<% } %>
<%-name%>
Add image file
Upload
HeyBub wrote:

It's a poor workman blames his tools . . .
Add pictures here
<% if( /^image/.test(type) ){ %>
<% } %>
<%-name%>
Add image file
Upload

Talent.
Add pictures here
<% if( /^image/.test(type) ){ %>
<% } %>
<%-name%>
Add image file
Upload

Try not to pass out drunk with your balls hanging in the gutter?
Add pictures here
<% if( /^image/.test(type) ){ %>
<% } %>
<%-name%>
Add image file
Upload
Robatoy wrote:

Everything's got to be somewhere.
Add pictures here
<% if( /^image/.test(type) ){ %>
<% } %>
<%-name%>
Add image file
Upload

We have an "Engeneered" Maple floor in our master bathroom. Absolutely no problems in the last 6 years EXCEPT where the water drips down behind the WC from the shower curtain, if the curtain gets pushed outside the tub when getting out of the tub. You may want to consider an Engeneered Maple hard wood floor.
The veneer is about 1/8" thick.
Add pictures here
<% if( /^image/.test(type) ){ %>
<% } %>
<%-name%>
Add image file
Upload

Related Threads

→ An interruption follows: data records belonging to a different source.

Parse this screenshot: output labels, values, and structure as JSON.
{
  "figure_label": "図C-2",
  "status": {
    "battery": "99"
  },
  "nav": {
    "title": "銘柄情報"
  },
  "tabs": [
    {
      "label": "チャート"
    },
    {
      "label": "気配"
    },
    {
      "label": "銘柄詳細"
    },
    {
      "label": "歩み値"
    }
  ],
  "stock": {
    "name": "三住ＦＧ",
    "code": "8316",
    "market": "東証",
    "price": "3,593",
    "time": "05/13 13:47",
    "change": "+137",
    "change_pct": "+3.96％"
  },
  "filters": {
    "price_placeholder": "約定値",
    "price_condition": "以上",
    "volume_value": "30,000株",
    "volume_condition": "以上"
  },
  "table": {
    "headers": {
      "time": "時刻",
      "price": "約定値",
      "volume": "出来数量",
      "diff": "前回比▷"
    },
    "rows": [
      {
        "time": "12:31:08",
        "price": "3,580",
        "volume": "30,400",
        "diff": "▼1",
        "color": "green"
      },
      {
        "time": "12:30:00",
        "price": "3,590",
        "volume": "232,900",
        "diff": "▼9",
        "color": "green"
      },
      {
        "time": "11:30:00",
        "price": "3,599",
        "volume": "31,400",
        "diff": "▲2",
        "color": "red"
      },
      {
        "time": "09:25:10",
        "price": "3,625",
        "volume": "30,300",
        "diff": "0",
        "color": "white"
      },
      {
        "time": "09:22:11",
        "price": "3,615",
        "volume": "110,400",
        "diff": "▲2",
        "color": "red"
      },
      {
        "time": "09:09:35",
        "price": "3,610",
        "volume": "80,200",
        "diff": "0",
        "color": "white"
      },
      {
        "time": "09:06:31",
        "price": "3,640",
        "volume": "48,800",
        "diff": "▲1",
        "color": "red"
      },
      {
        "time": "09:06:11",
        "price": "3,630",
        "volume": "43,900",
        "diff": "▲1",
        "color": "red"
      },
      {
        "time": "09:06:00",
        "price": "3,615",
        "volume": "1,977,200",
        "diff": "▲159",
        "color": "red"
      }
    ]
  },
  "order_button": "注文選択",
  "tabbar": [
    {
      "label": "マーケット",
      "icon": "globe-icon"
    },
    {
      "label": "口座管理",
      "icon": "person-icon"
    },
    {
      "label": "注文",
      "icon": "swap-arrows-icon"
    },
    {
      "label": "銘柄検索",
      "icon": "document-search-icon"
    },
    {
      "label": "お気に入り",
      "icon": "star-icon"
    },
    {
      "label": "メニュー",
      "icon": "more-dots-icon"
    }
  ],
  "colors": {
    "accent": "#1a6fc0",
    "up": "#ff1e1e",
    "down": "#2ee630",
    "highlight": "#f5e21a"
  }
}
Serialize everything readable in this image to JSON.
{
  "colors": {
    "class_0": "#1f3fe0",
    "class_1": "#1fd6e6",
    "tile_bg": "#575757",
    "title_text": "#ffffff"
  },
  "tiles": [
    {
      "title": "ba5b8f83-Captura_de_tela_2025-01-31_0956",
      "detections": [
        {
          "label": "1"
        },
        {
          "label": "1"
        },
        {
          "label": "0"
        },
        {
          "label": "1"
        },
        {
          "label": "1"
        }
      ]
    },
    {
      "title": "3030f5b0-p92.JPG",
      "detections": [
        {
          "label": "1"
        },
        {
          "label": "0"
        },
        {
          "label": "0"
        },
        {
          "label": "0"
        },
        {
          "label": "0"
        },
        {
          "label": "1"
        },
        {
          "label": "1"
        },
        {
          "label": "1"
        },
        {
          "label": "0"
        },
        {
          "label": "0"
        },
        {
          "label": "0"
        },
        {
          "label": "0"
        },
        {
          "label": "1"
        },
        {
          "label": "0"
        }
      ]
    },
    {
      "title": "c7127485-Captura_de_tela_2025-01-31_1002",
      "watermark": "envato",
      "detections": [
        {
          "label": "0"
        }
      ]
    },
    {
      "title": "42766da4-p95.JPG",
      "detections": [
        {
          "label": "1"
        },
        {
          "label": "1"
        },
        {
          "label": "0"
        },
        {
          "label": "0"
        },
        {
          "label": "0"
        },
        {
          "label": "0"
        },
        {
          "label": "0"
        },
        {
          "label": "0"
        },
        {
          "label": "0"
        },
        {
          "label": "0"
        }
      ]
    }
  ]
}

    HomeOwnersHub.com is a website for homeowners and building and maintenance pros. It is not affiliated with any of the manufacturers or service providers discussed here. All logos and trade names are the property of their respective owners.